• **Brief**:
Only lines holding "star" are wanted; copy each of them from the records below.

• **Information supplied**:
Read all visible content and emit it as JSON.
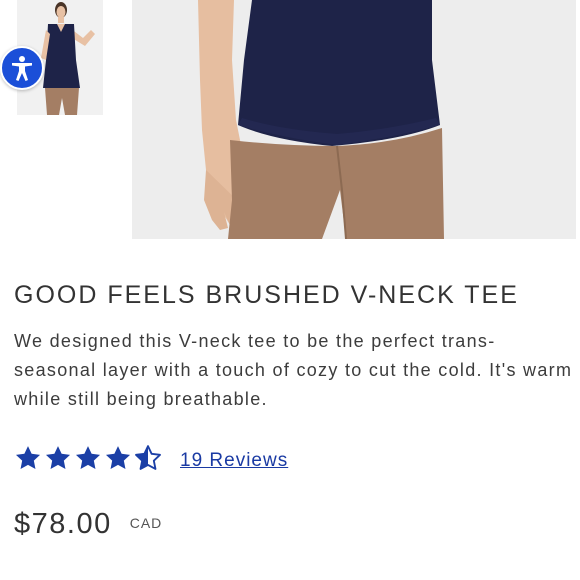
{
  "product": {
    "title": "GOOD FEELS BRUSHED V-NECK TEE",
    "description": "We designed this V-neck tee to be the perfect trans-seasonal layer with a touch of cozy to cut the cold. It's warm while still being breathable.",
    "rating": {
      "value": 4.5,
      "max": 5,
      "reviews_label": "19 Reviews"
    },
    "price": "$78.00",
    "currency": "CAD"
  },
  "colors": {
    "star": "#1b3fa6",
    "link": "#1a3aa3",
    "accessibility_button": "#1b4fd8",
    "top_color": "#1e2348",
    "pants_color": "#a47e64"
  },
  "icons": {
    "accessibility": "accessibility-person-icon",
    "star": "star-icon",
    "half_star": "star-half-icon"
  }
}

• **Result**:
    "star": "#1b3fa6",
    "star": "star-icon",
    "half_star": "star-half-icon"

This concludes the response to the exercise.